▶ _To do_:
Repeat the entries below exactly and in full.

[Saved data entries]
━━━

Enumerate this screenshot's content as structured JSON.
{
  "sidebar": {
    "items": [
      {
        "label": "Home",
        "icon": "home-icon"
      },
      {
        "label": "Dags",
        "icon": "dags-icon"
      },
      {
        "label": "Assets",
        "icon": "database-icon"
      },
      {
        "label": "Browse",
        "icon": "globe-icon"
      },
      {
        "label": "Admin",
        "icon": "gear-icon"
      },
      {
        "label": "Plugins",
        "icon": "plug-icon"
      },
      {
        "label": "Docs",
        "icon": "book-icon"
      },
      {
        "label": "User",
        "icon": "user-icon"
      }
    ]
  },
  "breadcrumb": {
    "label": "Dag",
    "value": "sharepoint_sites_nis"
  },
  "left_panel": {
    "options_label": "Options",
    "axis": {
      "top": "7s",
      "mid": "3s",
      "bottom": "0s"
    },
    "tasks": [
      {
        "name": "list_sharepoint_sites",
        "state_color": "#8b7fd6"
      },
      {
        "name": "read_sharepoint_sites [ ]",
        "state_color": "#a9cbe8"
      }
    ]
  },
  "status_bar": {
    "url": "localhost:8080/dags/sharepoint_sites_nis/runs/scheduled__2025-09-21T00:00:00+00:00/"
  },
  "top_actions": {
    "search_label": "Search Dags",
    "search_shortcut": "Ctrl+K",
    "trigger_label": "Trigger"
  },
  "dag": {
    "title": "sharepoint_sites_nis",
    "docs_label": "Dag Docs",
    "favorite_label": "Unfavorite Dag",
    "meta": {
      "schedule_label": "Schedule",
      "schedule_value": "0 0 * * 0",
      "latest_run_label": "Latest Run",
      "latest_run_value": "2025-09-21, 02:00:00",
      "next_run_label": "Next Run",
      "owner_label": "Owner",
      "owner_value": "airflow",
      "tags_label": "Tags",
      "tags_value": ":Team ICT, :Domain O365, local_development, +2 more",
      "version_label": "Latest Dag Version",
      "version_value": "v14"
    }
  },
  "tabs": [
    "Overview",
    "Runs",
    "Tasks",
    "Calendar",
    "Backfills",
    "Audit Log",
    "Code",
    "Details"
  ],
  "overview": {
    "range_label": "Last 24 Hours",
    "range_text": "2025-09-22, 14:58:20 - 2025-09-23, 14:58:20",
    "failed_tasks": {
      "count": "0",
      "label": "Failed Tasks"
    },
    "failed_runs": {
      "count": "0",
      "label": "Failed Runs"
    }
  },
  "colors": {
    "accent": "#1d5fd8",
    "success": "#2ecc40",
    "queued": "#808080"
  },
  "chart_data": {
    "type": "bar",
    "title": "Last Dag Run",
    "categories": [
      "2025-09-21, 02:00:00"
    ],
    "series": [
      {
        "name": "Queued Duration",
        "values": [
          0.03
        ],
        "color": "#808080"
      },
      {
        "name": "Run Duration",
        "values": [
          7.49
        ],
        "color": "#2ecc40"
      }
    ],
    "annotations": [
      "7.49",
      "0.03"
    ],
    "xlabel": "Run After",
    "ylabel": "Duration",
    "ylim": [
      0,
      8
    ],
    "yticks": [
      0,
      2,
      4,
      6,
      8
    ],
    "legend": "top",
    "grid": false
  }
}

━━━

▶ _Solution for this task_:
Enumerate this screenshot's content as structured JSON.
{
  "sidebar": {
    "items": [
      {
        "label": "Home",
        "icon": "home-icon"
      },
      {
        "label": "Dags",
        "icon": "dags-icon"
      },
      {
        "label": "Assets",
        "icon": "database-icon"
      },
      {
        "label": "Browse",
        "icon": "globe-icon"
      },
      {
        "label": "Admin",
        "icon": "gear-icon"
      },
      {
        "label": "Plugins",
        "icon": "plug-icon"
      },
      {
        "label": "Docs",
        "icon": "book-icon"
      },
      {
        "label": "User",
        "icon": "user-icon"
      }
    ]
  },
  "breadcrumb": {
    "label": "Dag",
    "value": "sharepoint_sites_nis"
  },
  "left_panel": {
    "options_label": "Options",
    "axis": {
      "top": "7s",
      "mid": "3s",
      "bottom": "0s"
    },
    "tasks": [
      {
        "name": "list_sharepoint_sites",
        "state_color": "#8b7fd6"
      },
      {
        "name": "read_sharepoint_sites [ ]",
        "state_color": "#a9cbe8"
      }
    ]
  },
  "status_bar": {
    "url": "localhost:8080/dags/sharepoint_sites_nis/runs/scheduled__2025-09-21T00:00:00+00:00/"
  },
  "top_actions": {
    "search_label": "Search Dags",
    "search_shortcut": "Ctrl+K",
    "trigger_label": "Trigger"
  },
  "dag": {
    "title": "sharepoint_sites_nis",
    "docs_label": "Dag Docs",
    "favorite_label": "Unfavorite Dag",
    "meta": {
      "schedule_label": "Schedule",
      "schedule_value": "0 0 * * 0",
      "latest_run_label": "Latest Run",
      "latest_run_value": "2025-09-21, 02:00:00",
      "next_run_label": "Next Run",
      "owner_label": "Owner",
      "owner_value": "airflow",
      "tags_label": "Tags",
      "tags_value": ":Team ICT, :Domain O365, local_development, +2 more",
      "version_label": "Latest Dag Version",
      "version_value": "v14"
    }
  },
  "tabs": [
    "Overview",
    "Runs",
    "Tasks",
    "Calendar",
    "Backfills",
    "Audit Log",
    "Code",
    "Details"
  ],
  "overview": {
    "range_label": "Last 24 Hours",
    "range_text": "2025-09-22, 14:58:20 - 2025-09-23, 14:58:20",
    "failed_tasks": {
      "count": "0",
      "label": "Failed Tasks"
    },
    "failed_runs": {
      "count": "0",
      "label": "Failed Runs"
    }
  },
  "colors": {
    "accent": "#1d5fd8",
    "success": "#2ecc40",
    "queued": "#808080"
  },
  "chart_data": {
    "type": "bar",
    "title": "Last Dag Run",
    "categories": [
      "2025-09-21, 02:00:00"
    ],
    "series": [
      {
        "name": "Queued Duration",
        "values": [
          0.03
        ],
        "color": "#808080"
      },
      {
        "name": "Run Duration",
        "values": [
          7.49
        ],
        "color": "#2ecc40"
      }
    ],
    "annotations": [
      "7.49",
      "0.03"
    ],
    "xlabel": "Run After",
    "ylabel": "Duration",
    "ylim": [
      0,
      8
    ],
    "yticks": [
      0,
      2,
      4,
      6,
      8
    ],
    "legend": "top",
    "grid": false
  }
}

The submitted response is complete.